Please reproduce the data below exactly, from the first line to the last.

== Segment start ==

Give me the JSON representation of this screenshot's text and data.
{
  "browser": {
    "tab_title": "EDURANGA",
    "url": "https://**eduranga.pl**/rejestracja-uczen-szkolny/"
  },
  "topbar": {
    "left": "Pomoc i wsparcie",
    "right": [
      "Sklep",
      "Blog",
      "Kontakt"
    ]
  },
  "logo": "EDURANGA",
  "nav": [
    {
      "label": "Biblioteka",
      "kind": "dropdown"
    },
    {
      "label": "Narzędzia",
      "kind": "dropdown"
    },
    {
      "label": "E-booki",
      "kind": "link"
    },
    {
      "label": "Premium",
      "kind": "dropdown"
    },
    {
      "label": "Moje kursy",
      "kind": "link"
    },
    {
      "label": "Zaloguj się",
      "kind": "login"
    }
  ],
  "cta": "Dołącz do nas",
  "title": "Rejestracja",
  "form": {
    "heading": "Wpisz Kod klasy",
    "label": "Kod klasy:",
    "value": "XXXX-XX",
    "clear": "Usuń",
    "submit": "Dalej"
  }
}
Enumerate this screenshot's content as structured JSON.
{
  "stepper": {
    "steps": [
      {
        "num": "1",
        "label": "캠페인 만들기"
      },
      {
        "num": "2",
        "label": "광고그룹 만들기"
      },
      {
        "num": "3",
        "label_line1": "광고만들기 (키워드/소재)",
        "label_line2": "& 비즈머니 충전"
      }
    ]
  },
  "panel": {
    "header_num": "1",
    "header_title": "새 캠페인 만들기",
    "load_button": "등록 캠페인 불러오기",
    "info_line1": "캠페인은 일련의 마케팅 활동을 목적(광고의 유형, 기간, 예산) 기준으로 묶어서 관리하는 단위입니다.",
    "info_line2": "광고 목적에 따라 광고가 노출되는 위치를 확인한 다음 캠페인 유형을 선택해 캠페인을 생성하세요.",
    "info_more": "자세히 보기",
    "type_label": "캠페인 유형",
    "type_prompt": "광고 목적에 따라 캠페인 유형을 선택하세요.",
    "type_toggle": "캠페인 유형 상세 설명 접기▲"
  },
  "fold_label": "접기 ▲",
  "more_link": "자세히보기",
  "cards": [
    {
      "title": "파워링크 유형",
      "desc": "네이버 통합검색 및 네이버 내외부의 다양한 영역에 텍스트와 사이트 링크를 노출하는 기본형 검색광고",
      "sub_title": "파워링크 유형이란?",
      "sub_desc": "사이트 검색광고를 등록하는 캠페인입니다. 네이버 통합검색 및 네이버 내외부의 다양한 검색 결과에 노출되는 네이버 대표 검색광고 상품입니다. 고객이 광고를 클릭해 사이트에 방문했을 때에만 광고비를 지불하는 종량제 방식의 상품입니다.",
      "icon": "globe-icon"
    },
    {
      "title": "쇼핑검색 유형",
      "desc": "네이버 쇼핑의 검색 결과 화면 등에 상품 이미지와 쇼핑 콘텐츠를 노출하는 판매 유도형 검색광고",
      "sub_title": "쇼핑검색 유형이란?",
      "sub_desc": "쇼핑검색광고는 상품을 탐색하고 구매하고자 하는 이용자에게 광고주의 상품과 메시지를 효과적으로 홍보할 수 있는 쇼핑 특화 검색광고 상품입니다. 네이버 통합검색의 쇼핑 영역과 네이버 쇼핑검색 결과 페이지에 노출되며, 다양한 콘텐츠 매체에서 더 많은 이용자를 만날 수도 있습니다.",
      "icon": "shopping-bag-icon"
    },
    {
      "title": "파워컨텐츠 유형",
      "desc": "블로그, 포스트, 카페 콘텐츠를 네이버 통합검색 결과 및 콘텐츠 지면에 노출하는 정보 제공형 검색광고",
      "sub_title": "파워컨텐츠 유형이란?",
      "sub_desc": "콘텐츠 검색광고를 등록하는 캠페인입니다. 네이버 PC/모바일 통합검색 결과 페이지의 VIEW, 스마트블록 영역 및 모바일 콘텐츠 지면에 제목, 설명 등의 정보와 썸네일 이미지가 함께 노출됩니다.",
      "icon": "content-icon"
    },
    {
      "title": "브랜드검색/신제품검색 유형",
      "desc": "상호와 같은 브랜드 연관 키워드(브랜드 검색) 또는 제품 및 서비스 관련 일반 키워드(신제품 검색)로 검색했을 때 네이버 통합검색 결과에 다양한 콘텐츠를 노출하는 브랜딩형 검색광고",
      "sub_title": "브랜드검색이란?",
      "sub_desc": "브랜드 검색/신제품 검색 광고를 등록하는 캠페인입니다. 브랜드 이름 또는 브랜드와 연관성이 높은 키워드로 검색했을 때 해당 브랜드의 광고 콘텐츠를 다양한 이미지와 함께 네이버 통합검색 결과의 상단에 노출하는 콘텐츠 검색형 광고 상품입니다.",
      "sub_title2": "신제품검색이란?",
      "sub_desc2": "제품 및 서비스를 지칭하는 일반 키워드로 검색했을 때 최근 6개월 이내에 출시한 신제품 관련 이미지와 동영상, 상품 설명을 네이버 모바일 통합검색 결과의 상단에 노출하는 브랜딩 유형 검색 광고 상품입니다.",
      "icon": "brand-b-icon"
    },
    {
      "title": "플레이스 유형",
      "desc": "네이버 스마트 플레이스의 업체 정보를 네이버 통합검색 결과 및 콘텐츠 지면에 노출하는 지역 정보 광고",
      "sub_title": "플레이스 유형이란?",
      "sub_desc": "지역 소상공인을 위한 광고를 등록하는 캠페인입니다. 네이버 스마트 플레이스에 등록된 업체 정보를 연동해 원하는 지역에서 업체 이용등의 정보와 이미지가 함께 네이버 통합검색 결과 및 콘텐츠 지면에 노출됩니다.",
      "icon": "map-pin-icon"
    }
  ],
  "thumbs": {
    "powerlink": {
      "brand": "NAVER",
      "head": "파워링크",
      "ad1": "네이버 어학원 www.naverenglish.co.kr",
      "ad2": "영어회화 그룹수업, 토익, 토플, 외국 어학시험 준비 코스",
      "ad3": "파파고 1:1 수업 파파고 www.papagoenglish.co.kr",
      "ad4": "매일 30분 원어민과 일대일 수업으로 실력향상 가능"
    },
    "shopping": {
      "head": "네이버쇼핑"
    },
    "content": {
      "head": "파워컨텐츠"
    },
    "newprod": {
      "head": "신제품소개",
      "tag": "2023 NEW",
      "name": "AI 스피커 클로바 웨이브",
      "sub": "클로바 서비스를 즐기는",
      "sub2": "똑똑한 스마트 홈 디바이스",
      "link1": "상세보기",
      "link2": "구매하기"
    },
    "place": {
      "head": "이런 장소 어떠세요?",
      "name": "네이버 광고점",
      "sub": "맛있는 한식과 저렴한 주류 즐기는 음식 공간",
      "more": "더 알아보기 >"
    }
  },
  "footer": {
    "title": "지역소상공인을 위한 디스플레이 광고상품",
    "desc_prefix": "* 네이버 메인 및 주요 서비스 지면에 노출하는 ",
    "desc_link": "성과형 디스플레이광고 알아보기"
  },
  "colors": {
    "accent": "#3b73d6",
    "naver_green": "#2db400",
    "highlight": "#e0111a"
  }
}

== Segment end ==

== Problem solution ==
Give me the JSON representation of this screenshot's text and data.
{
  "browser": {
    "tab_title": "EDURANGA",
    "url": "https://**eduranga.pl**/rejestracja-uczen-szkolny/"
  },
  "topbar": {
    "left": "Pomoc i wsparcie",
    "right": [
      "Sklep",
      "Blog",
      "Kontakt"
    ]
  },
  "logo": "EDURANGA",
  "nav": [
    {
      "label": "Biblioteka",
      "kind": "dropdown"
    },
    {
      "label": "Narzędzia",
      "kind": "dropdown"
    },
    {
      "label": "E-booki",
      "kind": "link"
    },
    {
      "label": "Premium",
      "kind": "dropdown"
    },
    {
      "label": "Moje kursy",
      "kind": "link"
    },
    {
      "label": "Zaloguj się",
      "kind": "login"
    }
  ],
  "cta": "Dołącz do nas",
  "title": "Rejestracja",
  "form": {
    "heading": "Wpisz Kod klasy",
    "label": "Kod klasy:",
    "value": "XXXX-XX",
    "clear": "Usuń",
    "submit": "Dalej"
  }
}
Enumerate this screenshot's content as structured JSON.
{
  "stepper": {
    "steps": [
      {
        "num": "1",
        "label": "캠페인 만들기"
      },
      {
        "num": "2",
        "label": "광고그룹 만들기"
      },
      {
        "num": "3",
        "label_line1": "광고만들기 (키워드/소재)",
        "label_line2": "& 비즈머니 충전"
      }
    ]
  },
  "panel": {
    "header_num": "1",
    "header_title": "새 캠페인 만들기",
    "load_button": "등록 캠페인 불러오기",
    "info_line1": "캠페인은 일련의 마케팅 활동을 목적(광고의 유형, 기간, 예산) 기준으로 묶어서 관리하는 단위입니다.",
    "info_line2": "광고 목적에 따라 광고가 노출되는 위치를 확인한 다음 캠페인 유형을 선택해 캠페인을 생성하세요.",
    "info_more": "자세히 보기",
    "type_label": "캠페인 유형",
    "type_prompt": "광고 목적에 따라 캠페인 유형을 선택하세요.",
    "type_toggle": "캠페인 유형 상세 설명 접기▲"
  },
  "fold_label": "접기 ▲",
  "more_link": "자세히보기",
  "cards": [
    {
      "title": "파워링크 유형",
      "desc": "네이버 통합검색 및 네이버 내외부의 다양한 영역에 텍스트와 사이트 링크를 노출하는 기본형 검색광고",
      "sub_title": "파워링크 유형이란?",
      "sub_desc": "사이트 검색광고를 등록하는 캠페인입니다. 네이버 통합검색 및 네이버 내외부의 다양한 검색 결과에 노출되는 네이버 대표 검색광고 상품입니다. 고객이 광고를 클릭해 사이트에 방문했을 때에만 광고비를 지불하는 종량제 방식의 상품입니다.",
      "icon": "globe-icon"
    },
    {
      "title": "쇼핑검색 유형",
      "desc": "네이버 쇼핑의 검색 결과 화면 등에 상품 이미지와 쇼핑 콘텐츠를 노출하는 판매 유도형 검색광고",
      "sub_title": "쇼핑검색 유형이란?",
      "sub_desc": "쇼핑검색광고는 상품을 탐색하고 구매하고자 하는 이용자에게 광고주의 상품과 메시지를 효과적으로 홍보할 수 있는 쇼핑 특화 검색광고 상품입니다. 네이버 통합검색의 쇼핑 영역과 네이버 쇼핑검색 결과 페이지에 노출되며, 다양한 콘텐츠 매체에서 더 많은 이용자를 만날 수도 있습니다.",
      "icon": "shopping-bag-icon"
    },
    {
      "title": "파워컨텐츠 유형",
      "desc": "블로그, 포스트, 카페 콘텐츠를 네이버 통합검색 결과 및 콘텐츠 지면에 노출하는 정보 제공형 검색광고",
      "sub_title": "파워컨텐츠 유형이란?",
      "sub_desc": "콘텐츠 검색광고를 등록하는 캠페인입니다. 네이버 PC/모바일 통합검색 결과 페이지의 VIEW, 스마트블록 영역 및 모바일 콘텐츠 지면에 제목, 설명 등의 정보와 썸네일 이미지가 함께 노출됩니다.",
      "icon": "content-icon"
    },
    {
      "title": "브랜드검색/신제품검색 유형",
      "desc": "상호와 같은 브랜드 연관 키워드(브랜드 검색) 또는 제품 및 서비스 관련 일반 키워드(신제품 검색)로 검색했을 때 네이버 통합검색 결과에 다양한 콘텐츠를 노출하는 브랜딩형 검색광고",
      "sub_title": "브랜드검색이란?",
      "sub_desc": "브랜드 검색/신제품 검색 광고를 등록하는 캠페인입니다. 브랜드 이름 또는 브랜드와 연관성이 높은 키워드로 검색했을 때 해당 브랜드의 광고 콘텐츠를 다양한 이미지와 함께 네이버 통합검색 결과의 상단에 노출하는 콘텐츠 검색형 광고 상품입니다.",
      "sub_title2": "신제품검색이란?",
      "sub_desc2": "제품 및 서비스를 지칭하는 일반 키워드로 검색했을 때 최근 6개월 이내에 출시한 신제품 관련 이미지와 동영상, 상품 설명을 네이버 모바일 통합검색 결과의 상단에 노출하는 브랜딩 유형 검색 광고 상품입니다.",
      "icon": "brand-b-icon"
    },
    {
      "title": "플레이스 유형",
      "desc": "네이버 스마트 플레이스의 업체 정보를 네이버 통합검색 결과 및 콘텐츠 지면에 노출하는 지역 정보 광고",
      "sub_title": "플레이스 유형이란?",
      "sub_desc": "지역 소상공인을 위한 광고를 등록하는 캠페인입니다. 네이버 스마트 플레이스에 등록된 업체 정보를 연동해 원하는 지역에서 업체 이용등의 정보와 이미지가 함께 네이버 통합검색 결과 및 콘텐츠 지면에 노출됩니다.",
      "icon": "map-pin-icon"
    }
  ],
  "thumbs": {
    "powerlink": {
      "brand": "NAVER",
      "head": "파워링크",
      "ad1": "네이버 어학원 www.naverenglish.co.kr",
      "ad2": "영어회화 그룹수업, 토익, 토플, 외국 어학시험 준비 코스",
      "ad3": "파파고 1:1 수업 파파고 www.papagoenglish.co.kr",
      "ad4": "매일 30분 원어민과 일대일 수업으로 실력향상 가능"
    },
    "shopping": {
      "head": "네이버쇼핑"
    },
    "content": {
      "head": "파워컨텐츠"
    },
    "newprod": {
      "head": "신제품소개",
      "tag": "2023 NEW",
      "name": "AI 스피커 클로바 웨이브",
      "sub": "클로바 서비스를 즐기는",
      "sub2": "똑똑한 스마트 홈 디바이스",
      "link1": "상세보기",
      "link2": "구매하기"
    },
    "place": {
      "head": "이런 장소 어떠세요?",
      "name": "네이버 광고점",
      "sub": "맛있는 한식과 저렴한 주류 즐기는 음식 공간",
      "more": "더 알아보기 >"
    }
  },
  "footer": {
    "title": "지역소상공인을 위한 디스플레이 광고상품",
    "desc_prefix": "* 네이버 메인 및 주요 서비스 지면에 노출하는 ",
    "desc_link": "성과형 디스플레이광고 알아보기"
  },
  "colors": {
    "accent": "#3b73d6",
    "naver_green": "#2db400",
    "highlight": "#e0111a"
  }
}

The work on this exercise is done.